Our Friday celebration is basically our way (John and me) of letting our children know that we recognise their hard work at home and at school. It is a way of letting them know that we know how hard they have worked to achieve whatever it is they have achieved. It is also our way of encouraging them to try harder where they have not done so well.

Ideally, this celebration should happen every Friday but it doesn’t. It did not happen last week Friday because we dined out and did not get back home ‘till late.

Do you have a weekly or a monthly routine that you do in your house to encourage each other? I am always willing to learn and incorporate such ideas into our house, please leave a comment for me.

Yvonne xxx

Fish wellington

How to make a salmon wellington with your leftover

Fish Wellington recipe

For dinner on Saturday night, I baked a whole salmon for the family. And yes, its bones, skin, head and tail were still intact. I did not realise how big the fish was until I  was cleaning it. So, the plan for the leftover was to use in a sandwich or salad.

On Sunday morning, feeling a bit overwhelmed by my To-Do list, I decided not to make an elaborate Sunday Lunch but instead use the leftover salmon sitting in the fridge. I wanted something simple to make but rich and tasty. Looking through my many cookbooks, I settled on a Salmon Wellington -Yvonne’s style.

The result was very yummy, we all had seconds! Since it was very good, I thought I’d share the recipe with you.

PS. If you do not have leftover fish, you can use fresh fish but just cook for longer.

All you need

2 tbsp olive oil

Chopped Onions,

Spinach

Leftover salmon

3 tbsp Dijon mustard

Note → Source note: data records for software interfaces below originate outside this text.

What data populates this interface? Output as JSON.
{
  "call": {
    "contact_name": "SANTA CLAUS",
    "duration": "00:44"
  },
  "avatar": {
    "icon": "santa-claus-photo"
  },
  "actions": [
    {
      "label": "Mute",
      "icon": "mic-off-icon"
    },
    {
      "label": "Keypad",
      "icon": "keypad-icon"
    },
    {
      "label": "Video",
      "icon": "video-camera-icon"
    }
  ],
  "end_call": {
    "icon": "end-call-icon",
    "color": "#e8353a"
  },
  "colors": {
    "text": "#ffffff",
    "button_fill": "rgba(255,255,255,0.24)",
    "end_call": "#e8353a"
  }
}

2 tbsp clear honey

1 tbsp white wine vinegar

Salt and freshly ground black pepper

1 x 380g/13oz ready-made puff pastry sheet

Plain flour, for dusting

1 beaten egg

How to cook it

  1. Preheat the oven to 180C/350F/Gas 4. Line a large baking tray with baking parchment
  2. Fry the onions for 7-10 minutes in the olive oil.
  3. Add the spinach to the pan until wilted
  4. Season with salt and pepper
  5. In a separate bowl, Mix the Dijon mustard, honey and white wine vinegar. Add the cooled spinach mixture.
  6. Roll the pastry out on a lightly floured surface. Lay on the lined baking tray.
  7. Lay the cooked leftover salmon in the centre of the pastry pile the spinach on top of the salmon.
  8. Brush the edges of the pastry with the beaten egg.
  9. Fold the pastry over the fish, sealing the edges by pressing them together, leaving a gap in the centre, so that you can see inside.
  10. Brush the pastry with more beaten egg and bake for 25 minutes.

Serve with any green salad

Yvonne xxx